Last August I was honored to be the featured speaker at a book review group luncheon. Although I did not have a novel for them to review, they made an exception to hear me speak about my Literary Cowboy series. As I was sitting at lunch, listening to the ladies chat, I realized most of these women were more well read than I was. Many were retired English teachers (including my own), and I could barely keep up with the literary conversation. Even those who weren’t as voracious in their reading were on top of their history.

For a teacher, it was the dream classroom—an engaged group who did the reading. Just because they are ladies who lunch does not mean they aren’t a crack audience. After the event, send a thank you to the organizer. Who knows? They may invite you back again.

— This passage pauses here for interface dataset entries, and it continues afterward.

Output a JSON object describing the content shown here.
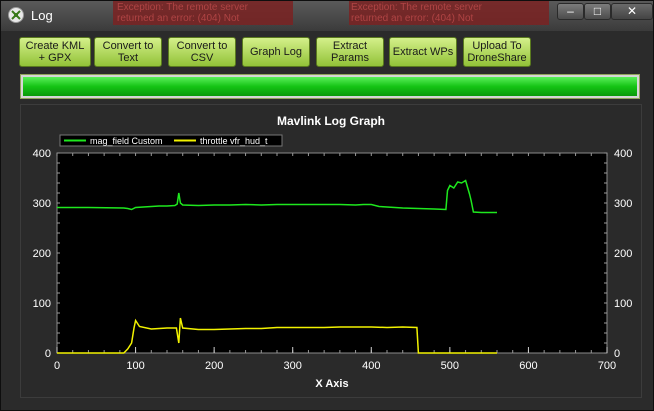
{
  "window": {
    "title": "Log",
    "controls": {
      "minimize": "–",
      "maximize": "□",
      "close": "✕"
    },
    "background_text": [
      "Exception: The remote server",
      "Exception: The remote server",
      "Exception: The remote server",
      "returned an error: (404) Not",
      "returned an error: (404) Not",
      "returned an error: (404) Not"
    ]
  },
  "toolbar": {
    "buttons": [
      {
        "label": "Create KML\n+ GPX"
      },
      {
        "label": "Convert to\nText"
      },
      {
        "label": "Convert to\nCSV"
      },
      {
        "label": "Graph Log"
      },
      {
        "label": "Extract\nParams"
      },
      {
        "label": "Extract WPs"
      },
      {
        "label": "Upload To\nDroneShare"
      }
    ]
  },
  "progress": {
    "value": 1.0
  },
  "graph": {
    "title": "Mavlink Log Graph"
  },
  "colors": {
    "accent": "#9fd243",
    "series1": "#1ee81e",
    "series2": "#f2f200",
    "plot_bg": "#000000"
  },
  "chart_data": {
    "type": "line",
    "title": "Mavlink Log Graph",
    "xlabel": "X Axis",
    "ylabel": "",
    "xlim": [
      0,
      700
    ],
    "ylim": [
      0,
      400
    ],
    "x_ticks": [
      "0",
      "100",
      "200",
      "300",
      "400",
      "500",
      "600",
      "700"
    ],
    "y_ticks": [
      "0",
      "100",
      "200",
      "300",
      "400"
    ],
    "y2_ticks": [
      "0",
      "100",
      "200",
      "300",
      "400"
    ],
    "legend": "top-left",
    "grid": false,
    "series": [
      {
        "name": "mag_field Custom",
        "color": "#1ee81e",
        "points": [
          [
            0,
            291
          ],
          [
            40,
            291
          ],
          [
            85,
            290
          ],
          [
            90,
            289
          ],
          [
            95,
            287
          ],
          [
            100,
            291
          ],
          [
            110,
            292
          ],
          [
            120,
            293
          ],
          [
            130,
            294
          ],
          [
            140,
            294
          ],
          [
            150,
            295
          ],
          [
            153,
            298
          ],
          [
            155,
            320
          ],
          [
            157,
            300
          ],
          [
            160,
            296
          ],
          [
            180,
            295
          ],
          [
            200,
            296
          ],
          [
            220,
            296
          ],
          [
            240,
            297
          ],
          [
            260,
            296
          ],
          [
            280,
            297
          ],
          [
            300,
            297
          ],
          [
            320,
            297
          ],
          [
            340,
            297
          ],
          [
            360,
            297
          ],
          [
            380,
            296
          ],
          [
            390,
            297
          ],
          [
            400,
            297
          ],
          [
            410,
            293
          ],
          [
            420,
            292
          ],
          [
            430,
            291
          ],
          [
            440,
            290
          ],
          [
            460,
            289
          ],
          [
            480,
            288
          ],
          [
            495,
            287
          ],
          [
            497,
            325
          ],
          [
            500,
            335
          ],
          [
            505,
            330
          ],
          [
            510,
            342
          ],
          [
            515,
            340
          ],
          [
            520,
            345
          ],
          [
            525,
            318
          ],
          [
            527,
            305
          ],
          [
            530,
            282
          ],
          [
            540,
            281
          ],
          [
            560,
            281
          ]
        ]
      },
      {
        "name": "throttle vfr_hud_t",
        "color": "#f2f200",
        "points": [
          [
            0,
            0
          ],
          [
            85,
            0
          ],
          [
            90,
            8
          ],
          [
            95,
            20
          ],
          [
            98,
            50
          ],
          [
            100,
            65
          ],
          [
            105,
            53
          ],
          [
            120,
            48
          ],
          [
            140,
            50
          ],
          [
            152,
            50
          ],
          [
            155,
            20
          ],
          [
            157,
            70
          ],
          [
            160,
            50
          ],
          [
            180,
            47
          ],
          [
            200,
            47
          ],
          [
            220,
            48
          ],
          [
            240,
            49
          ],
          [
            260,
            49
          ],
          [
            280,
            51
          ],
          [
            300,
            51
          ],
          [
            320,
            51
          ],
          [
            340,
            51
          ],
          [
            360,
            52
          ],
          [
            380,
            52
          ],
          [
            400,
            52
          ],
          [
            420,
            51
          ],
          [
            440,
            52
          ],
          [
            458,
            51
          ],
          [
            460,
            0
          ],
          [
            560,
            0
          ]
        ]
      }
    ]
  }
}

4. Bring Party Favors

On several occasions I have been told to bring my published books for a sell-and-sign after the main talk. If you’re like me and don’t have anything stand alone, there are a couple of options. I’ve seen other people bring copies of the story they are presenting to distribute. I’ve never done that, mostly because my kids would probably draw on the handouts before I could give them to people.

Instead, I have a set of business cards that direct interested people to my personal blog, which features links to my publications. The first time I used my cards, I felt a little silly. It turns out that a number of people took cards, many of whom I have heard from since, complimenting me on a work that has come out or asking when my next column will be. I think of it as tasteful self-promotion.

Speaking of tasteful self-promotion, it’s okay to mention upcoming projects as long as you don’t continually reference it. Make sure to give people details of exactly when and where they can find the publication and any other events that might surround it. Even if you are talking about something else, you never knew who might want to seek out you and your work afterward.

5. Enjoy the Moment

No, it’s not a reading at a New York City bookstore or a museum lecture series. But I don’t think that makes these types of events any less special. Depending on the size of your town, you may run into people you knew as a kid. More importantly, you will get to connect with people while discussing things you are passionate about. I’ve yet to attend an event where I didn’t meet someone fascinating, earn a new reader, laugh, and learn something new. That’s a good day’s work.

Meeting with the Ladies Who Lunch can be a fantastic experience. It is a reminder of how literature and writing can bring people together—even if it’s just for cupcakes.